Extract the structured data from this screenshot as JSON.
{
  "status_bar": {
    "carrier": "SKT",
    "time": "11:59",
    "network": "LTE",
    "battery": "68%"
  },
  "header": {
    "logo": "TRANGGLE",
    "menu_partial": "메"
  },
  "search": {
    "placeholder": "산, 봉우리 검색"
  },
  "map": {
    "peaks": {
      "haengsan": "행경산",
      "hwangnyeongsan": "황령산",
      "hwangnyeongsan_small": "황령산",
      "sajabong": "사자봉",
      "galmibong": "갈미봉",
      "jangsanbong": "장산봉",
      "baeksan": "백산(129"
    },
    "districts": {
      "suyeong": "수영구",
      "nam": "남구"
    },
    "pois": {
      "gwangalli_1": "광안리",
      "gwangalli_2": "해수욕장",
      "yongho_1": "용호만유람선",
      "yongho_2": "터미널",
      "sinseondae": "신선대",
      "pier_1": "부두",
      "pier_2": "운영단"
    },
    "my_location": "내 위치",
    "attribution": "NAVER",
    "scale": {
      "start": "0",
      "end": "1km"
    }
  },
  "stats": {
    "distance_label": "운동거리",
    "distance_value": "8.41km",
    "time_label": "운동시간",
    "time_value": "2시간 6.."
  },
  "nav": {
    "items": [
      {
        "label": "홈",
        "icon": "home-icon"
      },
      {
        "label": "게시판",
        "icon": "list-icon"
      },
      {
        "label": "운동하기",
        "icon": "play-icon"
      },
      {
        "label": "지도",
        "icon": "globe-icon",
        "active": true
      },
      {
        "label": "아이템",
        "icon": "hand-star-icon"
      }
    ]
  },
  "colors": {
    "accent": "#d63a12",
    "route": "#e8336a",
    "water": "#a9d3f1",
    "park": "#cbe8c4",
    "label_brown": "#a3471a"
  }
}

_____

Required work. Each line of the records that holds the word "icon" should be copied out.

Your solution.
        "icon": "home-icon"
        "icon": "list-icon"
        "icon": "play-icon"
        "icon": "globe-icon",
        "icon": "hand-star-icon"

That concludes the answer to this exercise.